As of 15th May 2020, United States of America (USA) is the most affected country of Covid-19. The impact of Covid-19 to its economy is unprecedented. USA’s 1st quarter GDP contracted as much as 4.8%, the worst quarterly contraction since 2008 (Read more here). The WTI crude oil May futures contract fell to -$37.63 on 20 Apr 2020, the first ever negative oil price in history (Read more here). International Monetary Fund (IMF) even issued a warning on 23 March 2020 that the “Great Lockdown” impact may be more severe than the Great Depression (Read more here).
Nevertheless, the stock market seems unaffected by the gloomy outlook. Since the S&P 500 dropped about 35% from February high, it has rebounded almost 27% from its March low.
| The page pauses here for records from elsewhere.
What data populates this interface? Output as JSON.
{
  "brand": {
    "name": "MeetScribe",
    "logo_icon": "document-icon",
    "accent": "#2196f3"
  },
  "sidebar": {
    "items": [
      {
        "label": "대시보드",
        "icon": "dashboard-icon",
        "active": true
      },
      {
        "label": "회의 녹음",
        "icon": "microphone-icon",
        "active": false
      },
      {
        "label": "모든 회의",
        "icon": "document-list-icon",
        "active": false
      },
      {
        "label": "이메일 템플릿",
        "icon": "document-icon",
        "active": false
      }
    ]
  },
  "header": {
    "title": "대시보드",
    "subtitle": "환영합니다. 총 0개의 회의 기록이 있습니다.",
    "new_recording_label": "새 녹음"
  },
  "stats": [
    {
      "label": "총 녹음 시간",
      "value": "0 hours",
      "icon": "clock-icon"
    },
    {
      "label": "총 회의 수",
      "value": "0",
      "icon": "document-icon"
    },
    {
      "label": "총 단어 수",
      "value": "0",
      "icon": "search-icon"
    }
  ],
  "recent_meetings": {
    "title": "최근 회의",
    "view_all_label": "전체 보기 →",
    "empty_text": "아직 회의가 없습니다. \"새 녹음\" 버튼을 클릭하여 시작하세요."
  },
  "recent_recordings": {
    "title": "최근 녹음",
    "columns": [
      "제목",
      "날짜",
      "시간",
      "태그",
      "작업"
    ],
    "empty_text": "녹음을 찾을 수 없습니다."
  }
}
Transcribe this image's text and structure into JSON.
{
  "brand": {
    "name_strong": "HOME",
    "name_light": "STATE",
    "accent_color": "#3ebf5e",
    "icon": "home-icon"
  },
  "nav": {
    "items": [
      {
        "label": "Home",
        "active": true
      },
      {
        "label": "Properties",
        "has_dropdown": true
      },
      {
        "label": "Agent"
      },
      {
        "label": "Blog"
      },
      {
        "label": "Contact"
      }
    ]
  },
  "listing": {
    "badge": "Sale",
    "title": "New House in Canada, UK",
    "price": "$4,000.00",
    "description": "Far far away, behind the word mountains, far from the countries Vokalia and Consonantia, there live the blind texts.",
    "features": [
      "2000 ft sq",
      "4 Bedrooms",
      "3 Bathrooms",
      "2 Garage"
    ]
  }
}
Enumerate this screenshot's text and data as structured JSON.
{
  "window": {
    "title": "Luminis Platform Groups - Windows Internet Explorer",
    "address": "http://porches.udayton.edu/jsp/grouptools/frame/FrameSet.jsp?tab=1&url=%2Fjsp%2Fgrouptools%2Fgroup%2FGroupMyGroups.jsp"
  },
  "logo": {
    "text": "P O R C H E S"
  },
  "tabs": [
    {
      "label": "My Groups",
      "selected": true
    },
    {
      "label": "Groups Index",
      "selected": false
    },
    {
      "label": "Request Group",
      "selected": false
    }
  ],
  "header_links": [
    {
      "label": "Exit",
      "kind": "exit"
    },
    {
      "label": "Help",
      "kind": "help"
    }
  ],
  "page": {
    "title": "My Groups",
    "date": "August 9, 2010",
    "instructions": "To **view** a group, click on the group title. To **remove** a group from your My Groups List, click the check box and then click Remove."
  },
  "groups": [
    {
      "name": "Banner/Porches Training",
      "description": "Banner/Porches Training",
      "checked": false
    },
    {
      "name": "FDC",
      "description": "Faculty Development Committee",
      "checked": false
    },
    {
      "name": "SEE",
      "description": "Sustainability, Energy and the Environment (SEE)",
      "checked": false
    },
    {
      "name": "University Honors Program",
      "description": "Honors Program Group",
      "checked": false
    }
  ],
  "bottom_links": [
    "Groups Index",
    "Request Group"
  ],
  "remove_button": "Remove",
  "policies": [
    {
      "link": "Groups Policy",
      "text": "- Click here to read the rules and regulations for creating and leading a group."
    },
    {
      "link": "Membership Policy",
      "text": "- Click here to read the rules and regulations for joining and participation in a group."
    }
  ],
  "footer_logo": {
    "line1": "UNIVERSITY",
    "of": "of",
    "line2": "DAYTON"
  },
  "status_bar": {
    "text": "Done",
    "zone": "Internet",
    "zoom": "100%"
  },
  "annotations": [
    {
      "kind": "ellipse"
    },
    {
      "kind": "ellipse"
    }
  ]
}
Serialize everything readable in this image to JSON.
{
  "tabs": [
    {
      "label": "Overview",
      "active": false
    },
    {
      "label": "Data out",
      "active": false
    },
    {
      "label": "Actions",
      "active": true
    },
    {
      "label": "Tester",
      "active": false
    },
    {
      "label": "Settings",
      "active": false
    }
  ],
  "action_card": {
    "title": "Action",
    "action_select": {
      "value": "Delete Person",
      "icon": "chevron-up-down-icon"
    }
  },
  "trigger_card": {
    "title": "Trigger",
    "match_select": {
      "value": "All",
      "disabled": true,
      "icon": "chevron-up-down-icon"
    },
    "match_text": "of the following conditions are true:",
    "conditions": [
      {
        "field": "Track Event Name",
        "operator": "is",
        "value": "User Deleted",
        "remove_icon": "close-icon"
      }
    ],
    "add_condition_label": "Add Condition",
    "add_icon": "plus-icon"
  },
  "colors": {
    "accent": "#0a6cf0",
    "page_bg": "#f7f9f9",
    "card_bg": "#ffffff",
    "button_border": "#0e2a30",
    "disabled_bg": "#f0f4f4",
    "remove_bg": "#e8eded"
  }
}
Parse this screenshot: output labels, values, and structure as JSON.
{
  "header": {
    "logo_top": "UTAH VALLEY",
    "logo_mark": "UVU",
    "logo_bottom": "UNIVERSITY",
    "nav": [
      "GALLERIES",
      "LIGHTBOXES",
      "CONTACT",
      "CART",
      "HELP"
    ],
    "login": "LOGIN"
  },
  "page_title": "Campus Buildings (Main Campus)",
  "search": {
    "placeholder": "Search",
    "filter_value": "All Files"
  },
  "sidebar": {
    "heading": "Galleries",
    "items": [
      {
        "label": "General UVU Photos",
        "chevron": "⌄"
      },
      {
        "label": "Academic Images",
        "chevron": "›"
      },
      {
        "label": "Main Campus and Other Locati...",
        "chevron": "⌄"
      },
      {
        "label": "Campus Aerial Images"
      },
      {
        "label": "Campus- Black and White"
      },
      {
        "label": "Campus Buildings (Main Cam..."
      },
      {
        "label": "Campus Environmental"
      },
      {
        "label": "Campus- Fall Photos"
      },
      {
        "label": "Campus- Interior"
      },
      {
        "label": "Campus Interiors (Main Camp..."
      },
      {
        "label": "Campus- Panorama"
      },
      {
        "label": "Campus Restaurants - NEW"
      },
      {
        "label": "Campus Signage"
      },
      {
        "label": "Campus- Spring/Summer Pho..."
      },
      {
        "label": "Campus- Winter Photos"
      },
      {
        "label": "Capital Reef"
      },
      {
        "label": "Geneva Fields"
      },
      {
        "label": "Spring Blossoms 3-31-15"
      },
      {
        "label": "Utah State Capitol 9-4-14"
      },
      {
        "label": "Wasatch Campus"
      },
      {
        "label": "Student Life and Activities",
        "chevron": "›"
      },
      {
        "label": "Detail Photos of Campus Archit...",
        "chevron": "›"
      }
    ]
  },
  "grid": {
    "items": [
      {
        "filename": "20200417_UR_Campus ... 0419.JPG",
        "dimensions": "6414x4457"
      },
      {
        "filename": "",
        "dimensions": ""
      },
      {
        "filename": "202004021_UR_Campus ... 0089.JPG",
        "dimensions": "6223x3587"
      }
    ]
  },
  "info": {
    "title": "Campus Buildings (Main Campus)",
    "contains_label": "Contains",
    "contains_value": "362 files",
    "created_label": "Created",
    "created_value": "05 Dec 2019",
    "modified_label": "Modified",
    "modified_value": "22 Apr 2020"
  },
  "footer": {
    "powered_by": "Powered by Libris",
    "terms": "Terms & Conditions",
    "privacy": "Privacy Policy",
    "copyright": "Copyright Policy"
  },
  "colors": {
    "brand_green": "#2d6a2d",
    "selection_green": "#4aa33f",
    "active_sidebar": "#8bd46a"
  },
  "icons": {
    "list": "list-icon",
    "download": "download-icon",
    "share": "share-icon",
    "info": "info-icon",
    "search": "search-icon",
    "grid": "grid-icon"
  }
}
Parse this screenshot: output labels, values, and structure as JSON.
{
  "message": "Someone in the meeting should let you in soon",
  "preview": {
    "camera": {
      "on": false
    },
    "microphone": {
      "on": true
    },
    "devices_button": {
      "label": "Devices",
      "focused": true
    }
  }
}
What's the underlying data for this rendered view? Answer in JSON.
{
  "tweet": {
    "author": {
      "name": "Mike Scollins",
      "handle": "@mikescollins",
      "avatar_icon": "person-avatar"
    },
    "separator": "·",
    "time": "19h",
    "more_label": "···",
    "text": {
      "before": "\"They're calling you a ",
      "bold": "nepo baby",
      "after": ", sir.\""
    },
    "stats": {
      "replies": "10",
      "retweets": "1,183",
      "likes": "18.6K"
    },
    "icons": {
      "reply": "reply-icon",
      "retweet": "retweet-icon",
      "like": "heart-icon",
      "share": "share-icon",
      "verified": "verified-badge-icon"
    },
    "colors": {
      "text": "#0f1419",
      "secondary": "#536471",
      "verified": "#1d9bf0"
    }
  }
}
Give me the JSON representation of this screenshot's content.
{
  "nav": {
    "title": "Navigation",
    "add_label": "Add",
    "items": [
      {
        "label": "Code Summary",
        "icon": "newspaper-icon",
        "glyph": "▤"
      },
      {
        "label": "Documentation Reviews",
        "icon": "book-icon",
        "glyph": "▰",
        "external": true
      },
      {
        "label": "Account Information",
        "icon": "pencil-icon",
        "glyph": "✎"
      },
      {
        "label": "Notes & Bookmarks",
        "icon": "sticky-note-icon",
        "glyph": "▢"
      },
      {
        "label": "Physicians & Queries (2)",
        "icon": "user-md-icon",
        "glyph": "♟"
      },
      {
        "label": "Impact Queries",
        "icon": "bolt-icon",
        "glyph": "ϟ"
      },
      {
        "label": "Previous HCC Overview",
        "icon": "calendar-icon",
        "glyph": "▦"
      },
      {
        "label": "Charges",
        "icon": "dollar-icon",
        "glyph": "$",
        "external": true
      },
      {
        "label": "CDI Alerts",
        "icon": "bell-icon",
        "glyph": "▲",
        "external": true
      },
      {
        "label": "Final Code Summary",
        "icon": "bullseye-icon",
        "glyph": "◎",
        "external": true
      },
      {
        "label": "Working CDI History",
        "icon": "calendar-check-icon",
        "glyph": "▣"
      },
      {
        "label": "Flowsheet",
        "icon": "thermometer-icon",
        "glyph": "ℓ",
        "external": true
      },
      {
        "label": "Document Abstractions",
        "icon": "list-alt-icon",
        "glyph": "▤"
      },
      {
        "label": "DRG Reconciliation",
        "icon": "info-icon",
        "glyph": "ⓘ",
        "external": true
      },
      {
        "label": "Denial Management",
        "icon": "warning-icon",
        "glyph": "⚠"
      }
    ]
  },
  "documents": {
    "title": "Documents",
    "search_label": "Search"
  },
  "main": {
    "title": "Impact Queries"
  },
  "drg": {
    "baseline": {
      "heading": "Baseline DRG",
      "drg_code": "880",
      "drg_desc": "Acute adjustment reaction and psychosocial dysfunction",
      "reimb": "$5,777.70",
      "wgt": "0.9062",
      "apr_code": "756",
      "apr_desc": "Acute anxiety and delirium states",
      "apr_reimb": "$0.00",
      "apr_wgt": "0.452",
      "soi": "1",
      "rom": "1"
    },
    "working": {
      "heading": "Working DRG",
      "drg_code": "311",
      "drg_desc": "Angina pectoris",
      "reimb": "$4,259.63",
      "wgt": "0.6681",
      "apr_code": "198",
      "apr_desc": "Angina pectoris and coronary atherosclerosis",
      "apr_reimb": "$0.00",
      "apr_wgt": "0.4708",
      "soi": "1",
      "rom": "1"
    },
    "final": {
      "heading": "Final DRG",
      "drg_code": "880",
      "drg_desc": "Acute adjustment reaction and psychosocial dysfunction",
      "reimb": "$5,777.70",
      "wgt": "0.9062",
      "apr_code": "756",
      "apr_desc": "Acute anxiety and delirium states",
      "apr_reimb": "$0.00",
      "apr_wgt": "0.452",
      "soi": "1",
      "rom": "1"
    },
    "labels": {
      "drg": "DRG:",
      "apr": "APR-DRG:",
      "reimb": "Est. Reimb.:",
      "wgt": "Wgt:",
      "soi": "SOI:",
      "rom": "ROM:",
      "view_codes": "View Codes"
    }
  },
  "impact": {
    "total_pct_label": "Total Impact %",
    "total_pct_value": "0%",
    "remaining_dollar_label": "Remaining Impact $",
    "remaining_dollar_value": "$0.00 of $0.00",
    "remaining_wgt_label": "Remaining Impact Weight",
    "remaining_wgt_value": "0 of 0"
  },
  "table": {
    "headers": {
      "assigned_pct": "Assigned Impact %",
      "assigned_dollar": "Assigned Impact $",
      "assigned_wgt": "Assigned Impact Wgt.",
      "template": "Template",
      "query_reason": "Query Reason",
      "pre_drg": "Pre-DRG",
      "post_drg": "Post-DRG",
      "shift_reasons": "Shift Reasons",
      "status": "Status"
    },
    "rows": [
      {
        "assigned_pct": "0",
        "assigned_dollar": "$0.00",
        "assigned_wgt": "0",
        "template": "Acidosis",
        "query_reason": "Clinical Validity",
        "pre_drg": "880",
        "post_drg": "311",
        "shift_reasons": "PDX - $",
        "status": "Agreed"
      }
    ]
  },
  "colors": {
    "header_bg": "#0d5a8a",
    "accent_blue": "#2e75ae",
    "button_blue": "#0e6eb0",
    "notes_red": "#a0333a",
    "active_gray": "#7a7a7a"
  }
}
Many analysts have attributed the rebound as “bear market trap” or “dead cat bounce” (Read more here), by referencing to past crisis patterns. So, is there any current data that correlates with the recent stock market rebound?
Figure 1 shows the S&P 500 and the M2 money stock (blue line) chart. Under normal circumstances, M2 money supply will increase in tandem with GDP growth. The M2 money supply was increasing at a very constant speed before March 2020 but the speed accelerated dramatically after March 2020. The sudden surge of money supply could have moved into the stock market instead of the real economy as the lockdown was still in force. This has created a dangerous gap between stock market and real economy as illustrated by The Economist (Read more here).
For now, it could take some time before the stock market reverts to the mean, reflecting the real economic condition. The biggest risk ahead would be the 2nd wave of Covid-19 due to premature reopening. And that may take the real economy and the stock market into a serious tailspin!
Figure 1: S&P 500 and M2 Money Stock